[12]   It would have been damning for me, had he done so. For I find little evidence of “Melchizedek” priesthood authority exercised in the Church today. Many are so ordained and “higher” officers in the Church abound. But power is rarely manifest in the Church and, consequently, little real authority exists. At least, the authority that comes from God. The revelation of God and His powers are in short supply. The vast majority of elders, high priests, bishops, stake presidents, apostles, yea, even “prophets” fail to avail themselves of the privilege of coming unto Christ. They fall short. They miss the mark. They are unable to “cast out the devil”, as it were, despite their ordinations and callings in the Church. [2014 March 5]
[13]   I may have been mistaken about the details. I'm not sure either of my daughters “qualified” for LDS Girls Camp that year. Besides, they went for the archery and swimming, not the sermons. I was confident they would withstand the “opposition”; in fact, my wife and I thought it would be good for them! (And it was.) [2014 March 3]
[14]   Was I the Church's new “black man”? Ironically, I defended the Church's position denying priesthood to blacks as an expression of the Lord's mercy toward the Church; for surely the Church would have been destroyed if black elders had ventured south to preach the gospel, deliver Books of Mormon...and claim as polygamous wives the southern belles of white southern gentlemen. Surely, every elder then would have swung like Spanish moss from Savannah’s trees!

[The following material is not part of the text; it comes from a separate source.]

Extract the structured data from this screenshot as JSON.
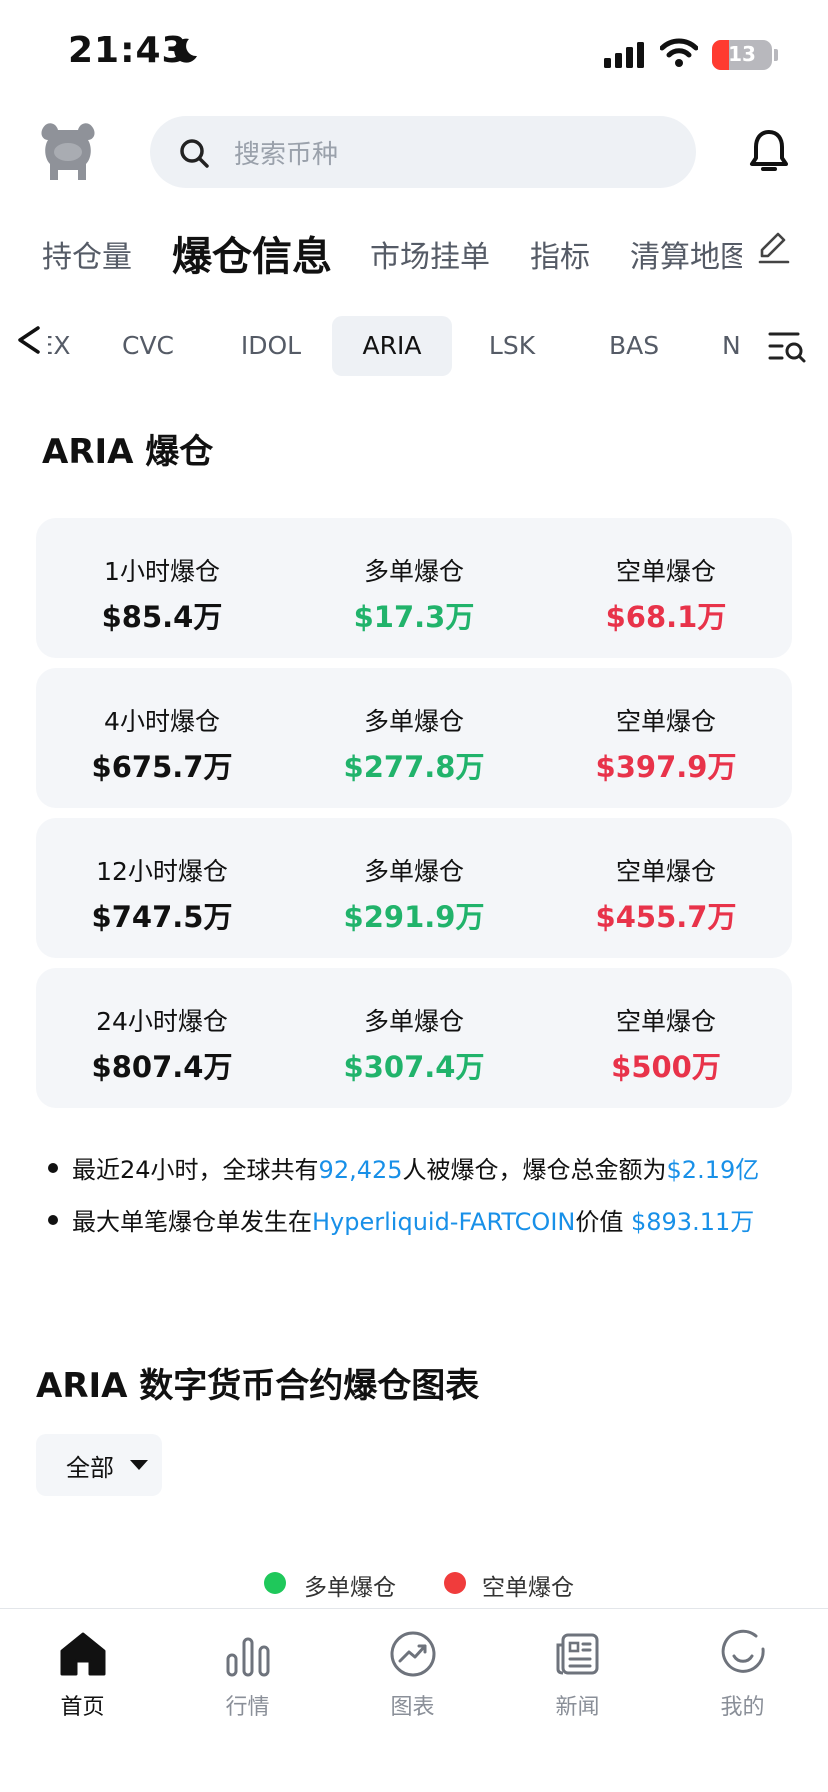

But the Lord, in His wisdom, precluded that from happening.
These brethren were not impressed either with my insights or my testimony. [2014 March 3]
[15]   Both the stake president and bishop spoke of “pigs”, referring to my friends Rock Waterman, Denver Snuffer and Daymon Smith (though not mentioning them by name), accusing them of being filthy and sinful, misguided purveyors of false doctrine, lies and damnable heresies. “Why would you want to roll around with the pigs?” President Morris asked me. However, the only “pigs” I knew were those before whom I was apparently casting my pearls that morning. [2014 March 5]
[16]   In a previous conversation, Bishop Risenmay cited this scripture as evidence that the Church was destined to go forth boldly, nobly and independent...and would never falter or fail (like it has failed in every other dispensation!). But I reminded him that it was the truth that was spoken of to go forth, not the Church. (Just another example of the metatext of “cultural Mormonism” replacing the actual word of God.) [2014 March 3]